Dataset records:
BEGIN
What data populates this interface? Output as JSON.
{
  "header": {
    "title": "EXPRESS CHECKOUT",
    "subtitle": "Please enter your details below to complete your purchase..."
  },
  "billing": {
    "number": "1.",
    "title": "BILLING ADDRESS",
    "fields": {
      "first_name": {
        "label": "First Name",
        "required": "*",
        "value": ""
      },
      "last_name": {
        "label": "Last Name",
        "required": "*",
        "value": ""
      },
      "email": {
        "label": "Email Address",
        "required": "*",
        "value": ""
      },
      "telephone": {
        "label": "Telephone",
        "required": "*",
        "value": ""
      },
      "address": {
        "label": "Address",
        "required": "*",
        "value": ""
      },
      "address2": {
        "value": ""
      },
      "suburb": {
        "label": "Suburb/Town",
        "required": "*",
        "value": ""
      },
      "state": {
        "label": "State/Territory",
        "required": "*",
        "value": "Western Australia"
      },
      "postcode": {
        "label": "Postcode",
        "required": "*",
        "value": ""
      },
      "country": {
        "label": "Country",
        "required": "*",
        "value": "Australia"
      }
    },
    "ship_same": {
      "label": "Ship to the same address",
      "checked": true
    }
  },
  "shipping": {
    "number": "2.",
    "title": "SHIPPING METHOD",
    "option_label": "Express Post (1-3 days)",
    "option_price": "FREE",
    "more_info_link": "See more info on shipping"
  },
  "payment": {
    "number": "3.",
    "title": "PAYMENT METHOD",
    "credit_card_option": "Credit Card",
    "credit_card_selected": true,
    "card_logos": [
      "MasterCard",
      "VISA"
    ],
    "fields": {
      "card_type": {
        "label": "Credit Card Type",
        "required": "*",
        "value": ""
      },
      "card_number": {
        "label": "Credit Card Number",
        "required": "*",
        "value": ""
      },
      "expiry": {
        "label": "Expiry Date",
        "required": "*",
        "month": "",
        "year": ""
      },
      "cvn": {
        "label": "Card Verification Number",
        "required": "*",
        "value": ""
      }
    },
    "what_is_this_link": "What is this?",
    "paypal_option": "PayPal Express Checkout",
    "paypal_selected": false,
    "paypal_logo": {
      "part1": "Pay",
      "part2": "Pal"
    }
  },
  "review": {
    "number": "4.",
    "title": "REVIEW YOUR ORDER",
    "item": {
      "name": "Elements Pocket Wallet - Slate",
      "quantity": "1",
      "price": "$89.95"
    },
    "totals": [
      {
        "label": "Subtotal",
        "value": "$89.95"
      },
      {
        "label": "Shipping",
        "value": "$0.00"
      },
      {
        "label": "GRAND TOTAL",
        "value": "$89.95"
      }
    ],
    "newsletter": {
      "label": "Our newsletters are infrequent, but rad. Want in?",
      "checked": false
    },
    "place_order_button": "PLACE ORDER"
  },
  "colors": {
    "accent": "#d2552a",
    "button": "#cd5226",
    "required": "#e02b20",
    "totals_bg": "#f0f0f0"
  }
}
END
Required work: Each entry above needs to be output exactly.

Reply:
What data populates this interface? Output as JSON.
{
  "header": {
    "title": "EXPRESS CHECKOUT",
    "subtitle": "Please enter your details below to complete your purchase..."
  },
  "billing": {
    "number": "1.",
    "title": "BILLING ADDRESS",
    "fields": {
      "first_name": {
        "label": "First Name",
        "required": "*",
        "value": ""
      },
      "last_name": {
        "label": "Last Name",
        "required": "*",
        "value": ""
      },
      "email": {
        "label": "Email Address",
        "required": "*",
        "value": ""
      },
      "telephone": {
        "label": "Telephone",
        "required": "*",
        "value": ""
      },
      "address": {
        "label": "Address",
        "required": "*",
        "value": ""
      },
      "address2": {
        "value": ""
      },
      "suburb": {
        "label": "Suburb/Town",
        "required": "*",
        "value": ""
      },
      "state": {
        "label": "State/Territory",
        "required": "*",
        "value": "Western Australia"
      },
      "postcode": {
        "label": "Postcode",
        "required": "*",
        "value": ""
      },
      "country": {
        "label": "Country",
        "required": "*",
        "value": "Australia"
      }
    },
    "ship_same": {
      "label": "Ship to the same address",
      "checked": true
    }
  },
  "shipping": {
    "number": "2.",
    "title": "SHIPPING METHOD",
    "option_label": "Express Post (1-3 days)",
    "option_price": "FREE",
    "more_info_link": "See more info on shipping"
  },
  "payment": {
    "number": "3.",
    "title": "PAYMENT METHOD",
    "credit_card_option": "Credit Card",
    "credit_card_selected": true,
    "card_logos": [
      "MasterCard",
      "VISA"
    ],
    "fields": {
      "card_type": {
        "label": "Credit Card Type",
        "required": "*",
        "value": ""
      },
      "card_number": {
        "label": "Credit Card Number",
        "required": "*",
        "value": ""
      },
      "expiry": {
        "label": "Expiry Date",
        "required": "*",
        "month": "",
        "year": ""
      },
      "cvn": {
        "label": "Card Verification Number",
        "required": "*",
        "value": ""
      }
    },
    "what_is_this_link": "What is this?",
    "paypal_option": "PayPal Express Checkout",
    "paypal_selected": false,
    "paypal_logo": {
      "part1": "Pay",
      "part2": "Pal"
    }
  },
  "review": {
    "number": "4.",
    "title": "REVIEW YOUR ORDER",
    "item": {
      "name": "Elements Pocket Wallet - Slate",
      "quantity": "1",
      "price": "$89.95"
    },
    "totals": [
      {
        "label": "Subtotal",
        "value": "$89.95"
      },
      {
        "label": "Shipping",
        "value": "$0.00"
      },
      {
        "label": "GRAND TOTAL",
        "value": "$89.95"
      }
    ],
    "newsletter": {
      "label": "Our newsletters are infrequent, but rad. Want in?",
      "checked": false
    },
    "place_order_button": "PLACE ORDER"
  },
  "colors": {
    "accent": "#d2552a",
    "button": "#cd5226",
    "required": "#e02b20",
    "totals_bg": "#f0f0f0"
  }
}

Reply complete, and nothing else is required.